Required work
Scan the entries and state how many lines contain "logo". Write no other text.

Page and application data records
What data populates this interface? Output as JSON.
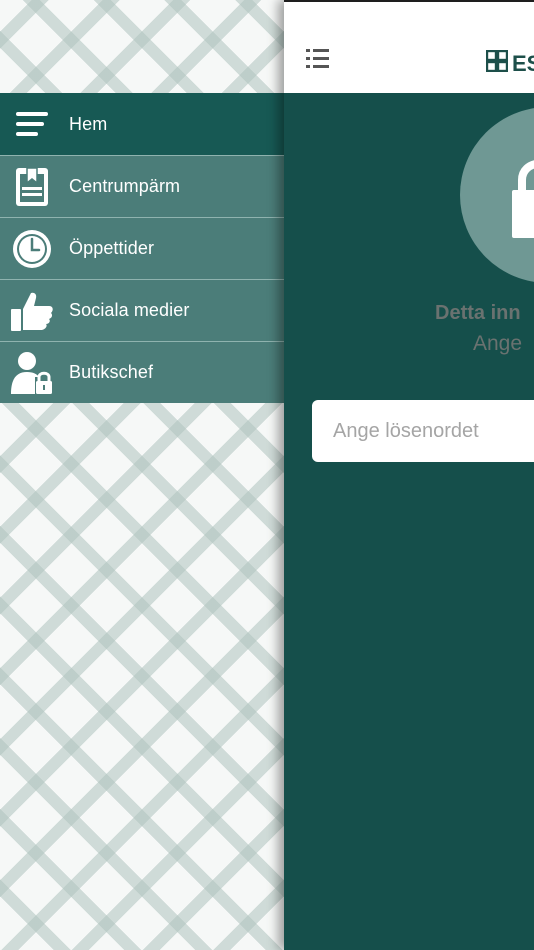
{
  "drawer": {
    "items": [
      {
        "label": "Hem",
        "icon": "hamburger-icon",
        "active": true
      },
      {
        "label": "Centrumpärm",
        "icon": "binder-icon",
        "active": false
      },
      {
        "label": "Öppettider",
        "icon": "clock-icon",
        "active": false
      },
      {
        "label": "Sociala medier",
        "icon": "thumbs-up-icon",
        "active": false
      },
      {
        "label": "Butikschef",
        "icon": "manager-lock-icon",
        "active": false
      }
    ]
  },
  "header": {
    "list_icon": "list-icon",
    "brand_logo": "grid-logo-icon",
    "brand_text": "ES"
  },
  "main": {
    "lock_icon": "lock-icon",
    "info_title": "Detta inn",
    "info_subtitle": "Ange",
    "password_placeholder": "Ange lösenordet",
    "password_value": ""
  },
  "colors": {
    "drawer_item": "#4b7d79",
    "drawer_item_active": "#175954",
    "main_background": "#154f4b",
    "lock_circle": "#6f9894",
    "muted_text": "#6a7270"
  }
}
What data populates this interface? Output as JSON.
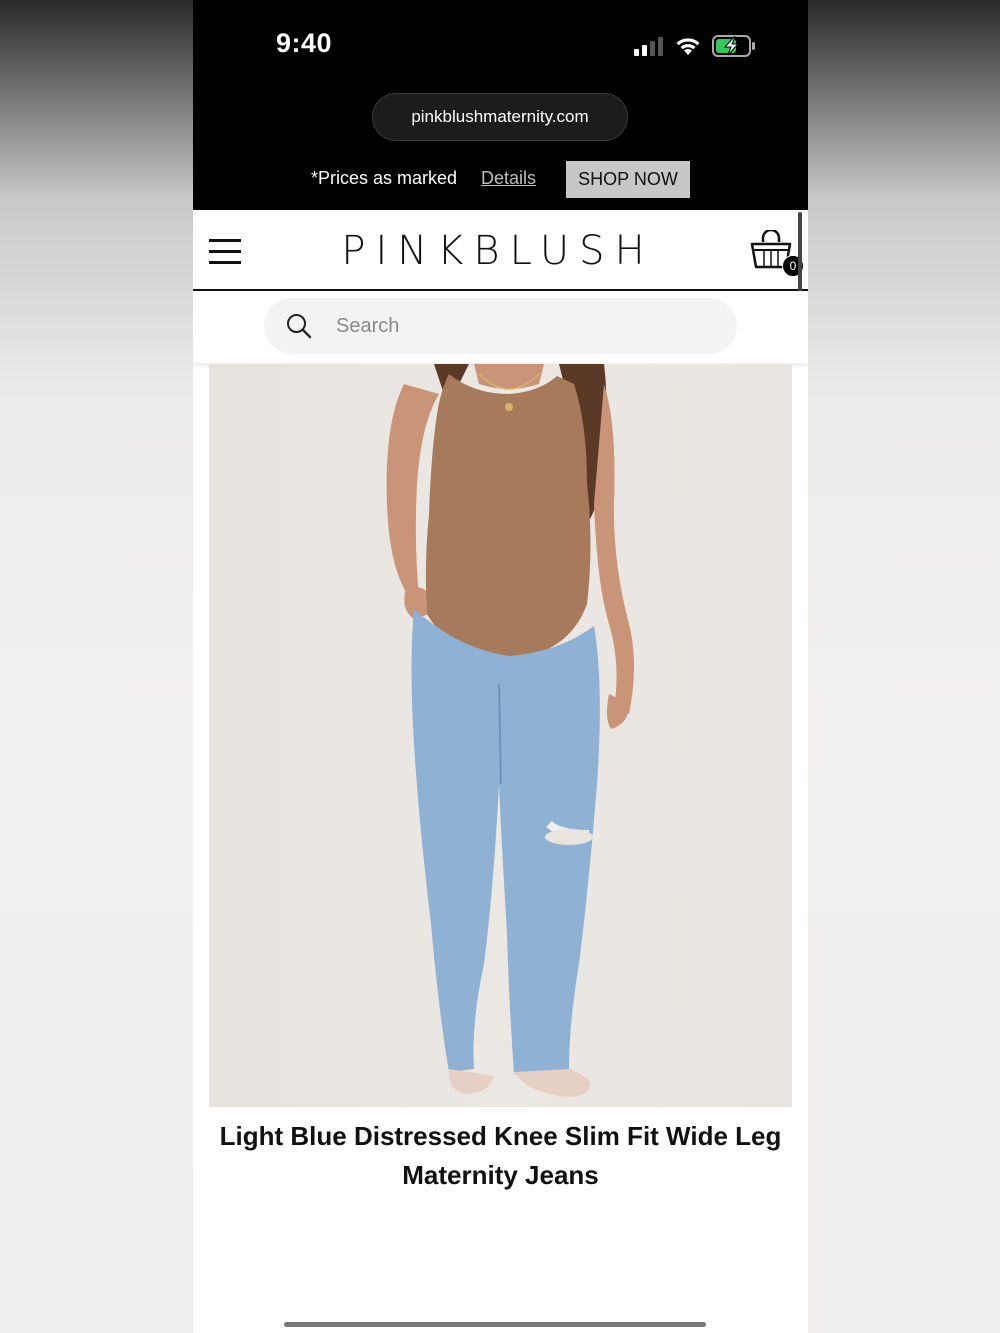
{
  "status_bar": {
    "time": "9:40"
  },
  "browser": {
    "url": "pinkblushmaternity.com"
  },
  "promo": {
    "text": "*Prices as marked",
    "details_label": "Details",
    "shop_label": "SHOP NOW"
  },
  "header": {
    "logo": "PINKBLUSH",
    "cart_count": "0"
  },
  "search": {
    "placeholder": "Search"
  },
  "product": {
    "title": "Light Blue Distressed Knee Slim Fit Wide Leg Maternity Jeans",
    "colors": {
      "top": "#a87a5c",
      "jeans": "#8fb1d3",
      "skin": "#c99477",
      "hair": "#5a3a26"
    }
  }
}
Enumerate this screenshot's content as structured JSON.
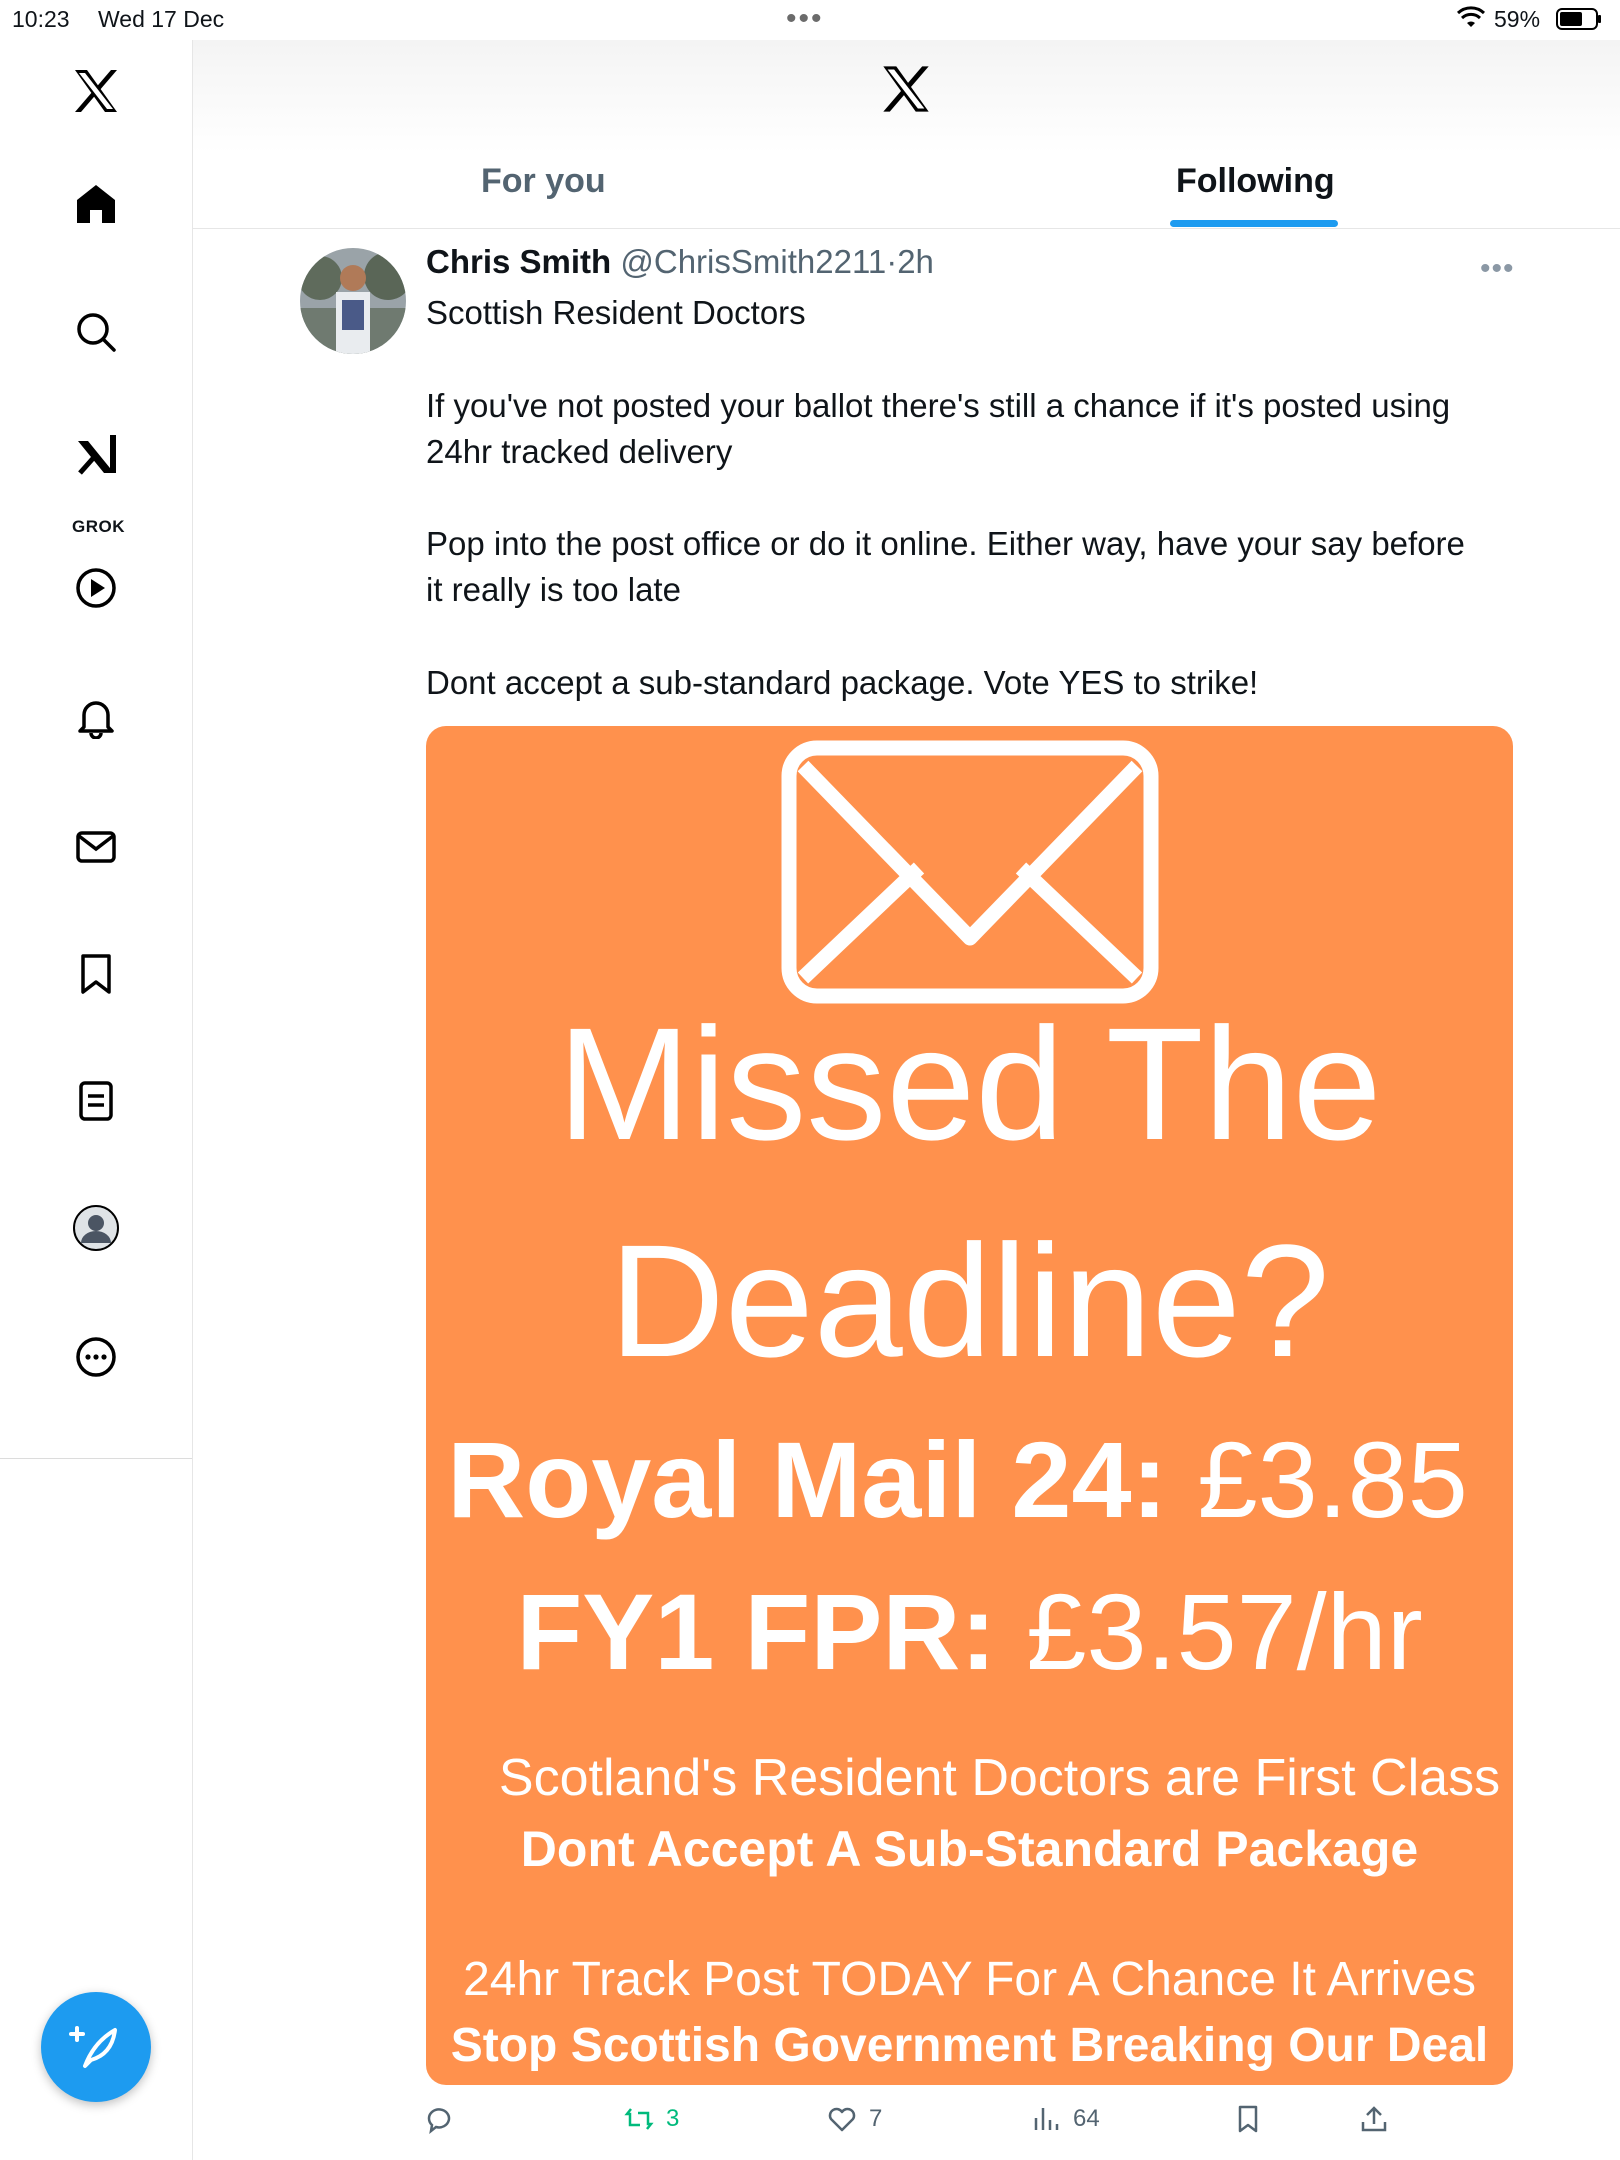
{
  "status_bar": {
    "time": "10:23",
    "date": "Wed 17 Dec",
    "battery": "59%"
  },
  "sidebar": {
    "items": [
      {
        "name": "x-logo-icon"
      },
      {
        "name": "home-icon"
      },
      {
        "name": "search-icon"
      },
      {
        "name": "grok-icon",
        "label": "GROK"
      },
      {
        "name": "video-icon"
      },
      {
        "name": "notifications-icon"
      },
      {
        "name": "messages-icon"
      },
      {
        "name": "bookmarks-icon"
      },
      {
        "name": "lists-icon"
      },
      {
        "name": "profile-icon"
      },
      {
        "name": "more-icon"
      }
    ]
  },
  "tabs": [
    {
      "label": "For you",
      "active": false
    },
    {
      "label": "Following",
      "active": true
    }
  ],
  "tweet": {
    "author_name": "Chris Smith",
    "author_handle": "@ChrisSmith2211",
    "separator": "·",
    "time": "2h",
    "lines": [
      "Scottish Resident Doctors",
      "If you've not posted your ballot there's still a chance if it's posted using",
      "24hr tracked delivery",
      "Pop into the post office or do it online. Either way, have your say before",
      "it really is too late",
      "Dont accept a sub-standard package. Vote YES to strike!"
    ],
    "media": {
      "background": "#ff914d",
      "title_line1": "Missed The",
      "title_line2": "Deadline?",
      "price1_label": "Royal Mail 24:",
      "price1_value": "£3.85",
      "price2_label": "FY1 FPR:",
      "price2_value": "£3.57/hr",
      "sub1": "Scotland's Resident Doctors are First Class",
      "sub2": "Dont Accept A Sub-Standard Package",
      "sub3": "24hr Track Post TODAY For A Chance It Arrives",
      "sub4": "Stop Scottish Government Breaking Our Deal"
    },
    "actions": {
      "reposts": "3",
      "likes": "7",
      "views": "64"
    }
  },
  "colors": {
    "accent": "#1d9bf0",
    "repost": "#00ba7c",
    "media_bg": "#ff914d"
  }
}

Exercise solution
3